Aim of the task:
Within this listing, how many lines include the word "Sign"? Only the number should be given.

Data for processing:
____________

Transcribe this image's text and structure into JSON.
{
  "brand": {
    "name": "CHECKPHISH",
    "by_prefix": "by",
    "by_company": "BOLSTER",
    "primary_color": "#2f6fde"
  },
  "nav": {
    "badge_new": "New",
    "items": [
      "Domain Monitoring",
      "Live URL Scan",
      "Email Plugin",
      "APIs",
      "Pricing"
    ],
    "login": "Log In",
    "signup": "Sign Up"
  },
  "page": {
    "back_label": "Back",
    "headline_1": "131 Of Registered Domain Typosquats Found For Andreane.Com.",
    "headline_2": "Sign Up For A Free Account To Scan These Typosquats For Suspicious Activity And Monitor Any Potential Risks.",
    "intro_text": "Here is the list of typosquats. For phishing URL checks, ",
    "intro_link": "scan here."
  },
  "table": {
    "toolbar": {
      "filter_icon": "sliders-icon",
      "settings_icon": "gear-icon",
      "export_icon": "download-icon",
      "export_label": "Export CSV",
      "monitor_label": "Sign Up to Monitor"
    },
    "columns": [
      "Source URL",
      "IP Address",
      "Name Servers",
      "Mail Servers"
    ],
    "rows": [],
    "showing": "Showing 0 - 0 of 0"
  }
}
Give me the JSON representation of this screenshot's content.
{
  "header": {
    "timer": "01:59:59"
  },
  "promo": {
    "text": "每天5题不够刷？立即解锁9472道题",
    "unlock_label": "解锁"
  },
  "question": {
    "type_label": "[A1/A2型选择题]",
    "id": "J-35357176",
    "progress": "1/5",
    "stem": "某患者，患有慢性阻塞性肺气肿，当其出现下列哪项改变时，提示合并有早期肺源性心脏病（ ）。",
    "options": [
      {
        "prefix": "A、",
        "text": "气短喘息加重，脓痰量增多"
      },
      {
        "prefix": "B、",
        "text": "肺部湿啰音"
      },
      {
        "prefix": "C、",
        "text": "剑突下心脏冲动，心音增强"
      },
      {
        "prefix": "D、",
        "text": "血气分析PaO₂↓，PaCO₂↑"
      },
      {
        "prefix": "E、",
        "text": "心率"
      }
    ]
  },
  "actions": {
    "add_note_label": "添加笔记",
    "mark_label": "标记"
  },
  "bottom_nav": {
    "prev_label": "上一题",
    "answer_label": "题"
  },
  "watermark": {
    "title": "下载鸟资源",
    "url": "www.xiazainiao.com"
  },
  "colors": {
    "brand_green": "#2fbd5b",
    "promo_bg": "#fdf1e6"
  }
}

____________

The completed task:
3